### What you will do
Go through the data and retrieve each line that includes the string "badge".

(Given information Opens)

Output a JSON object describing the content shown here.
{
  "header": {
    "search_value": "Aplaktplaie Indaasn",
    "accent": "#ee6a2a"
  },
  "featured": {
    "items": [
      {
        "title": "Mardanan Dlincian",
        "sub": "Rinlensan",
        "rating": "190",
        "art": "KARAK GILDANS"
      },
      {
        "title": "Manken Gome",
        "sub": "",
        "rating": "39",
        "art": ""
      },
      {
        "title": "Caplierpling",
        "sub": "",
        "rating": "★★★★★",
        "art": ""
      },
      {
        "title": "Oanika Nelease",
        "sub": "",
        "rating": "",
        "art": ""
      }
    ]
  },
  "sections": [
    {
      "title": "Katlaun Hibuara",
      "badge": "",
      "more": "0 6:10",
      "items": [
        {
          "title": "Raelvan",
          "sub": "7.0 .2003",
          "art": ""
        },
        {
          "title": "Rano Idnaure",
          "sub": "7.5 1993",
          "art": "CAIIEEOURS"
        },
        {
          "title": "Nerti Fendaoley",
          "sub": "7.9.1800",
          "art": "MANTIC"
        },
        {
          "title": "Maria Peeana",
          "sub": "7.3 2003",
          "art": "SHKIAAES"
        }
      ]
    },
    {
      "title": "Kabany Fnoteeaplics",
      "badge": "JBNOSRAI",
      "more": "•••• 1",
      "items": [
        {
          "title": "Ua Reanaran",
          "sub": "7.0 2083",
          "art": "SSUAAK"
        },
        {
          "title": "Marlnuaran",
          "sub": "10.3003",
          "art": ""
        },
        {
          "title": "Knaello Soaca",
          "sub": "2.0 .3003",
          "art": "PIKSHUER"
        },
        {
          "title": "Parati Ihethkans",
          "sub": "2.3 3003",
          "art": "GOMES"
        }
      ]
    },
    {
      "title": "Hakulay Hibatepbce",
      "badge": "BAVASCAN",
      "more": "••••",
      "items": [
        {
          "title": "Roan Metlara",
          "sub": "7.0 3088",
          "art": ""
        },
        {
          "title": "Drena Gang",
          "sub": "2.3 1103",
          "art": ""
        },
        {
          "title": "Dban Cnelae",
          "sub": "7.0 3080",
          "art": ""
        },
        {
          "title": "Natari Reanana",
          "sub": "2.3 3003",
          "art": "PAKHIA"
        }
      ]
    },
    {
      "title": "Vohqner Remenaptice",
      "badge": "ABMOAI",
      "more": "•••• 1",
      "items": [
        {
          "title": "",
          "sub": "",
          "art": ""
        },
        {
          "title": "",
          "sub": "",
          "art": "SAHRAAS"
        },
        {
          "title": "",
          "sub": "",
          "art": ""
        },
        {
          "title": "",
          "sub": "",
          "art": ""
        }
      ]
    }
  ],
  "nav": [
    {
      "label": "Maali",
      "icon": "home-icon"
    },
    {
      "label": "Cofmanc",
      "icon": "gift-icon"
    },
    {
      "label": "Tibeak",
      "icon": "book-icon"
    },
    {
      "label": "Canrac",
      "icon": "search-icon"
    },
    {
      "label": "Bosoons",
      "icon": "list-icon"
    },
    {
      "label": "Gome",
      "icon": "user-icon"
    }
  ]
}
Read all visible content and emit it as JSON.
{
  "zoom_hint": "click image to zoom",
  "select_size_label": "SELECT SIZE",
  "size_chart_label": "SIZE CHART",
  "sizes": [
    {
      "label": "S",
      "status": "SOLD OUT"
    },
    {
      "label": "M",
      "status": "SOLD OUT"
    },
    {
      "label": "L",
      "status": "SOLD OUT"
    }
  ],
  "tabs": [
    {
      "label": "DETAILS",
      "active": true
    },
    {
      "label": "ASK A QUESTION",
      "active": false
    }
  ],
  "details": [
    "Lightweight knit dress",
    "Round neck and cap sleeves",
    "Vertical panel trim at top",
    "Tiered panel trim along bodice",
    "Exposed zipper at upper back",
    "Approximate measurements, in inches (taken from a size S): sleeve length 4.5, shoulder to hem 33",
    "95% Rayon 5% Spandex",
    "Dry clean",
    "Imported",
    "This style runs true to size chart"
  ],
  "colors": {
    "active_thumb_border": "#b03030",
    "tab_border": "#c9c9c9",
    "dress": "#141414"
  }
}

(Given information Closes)

### Output of the exercise
      "badge": "",
      "badge": "JBNOSRAI",
      "badge": "BAVASCAN",
      "badge": "ABMOAI",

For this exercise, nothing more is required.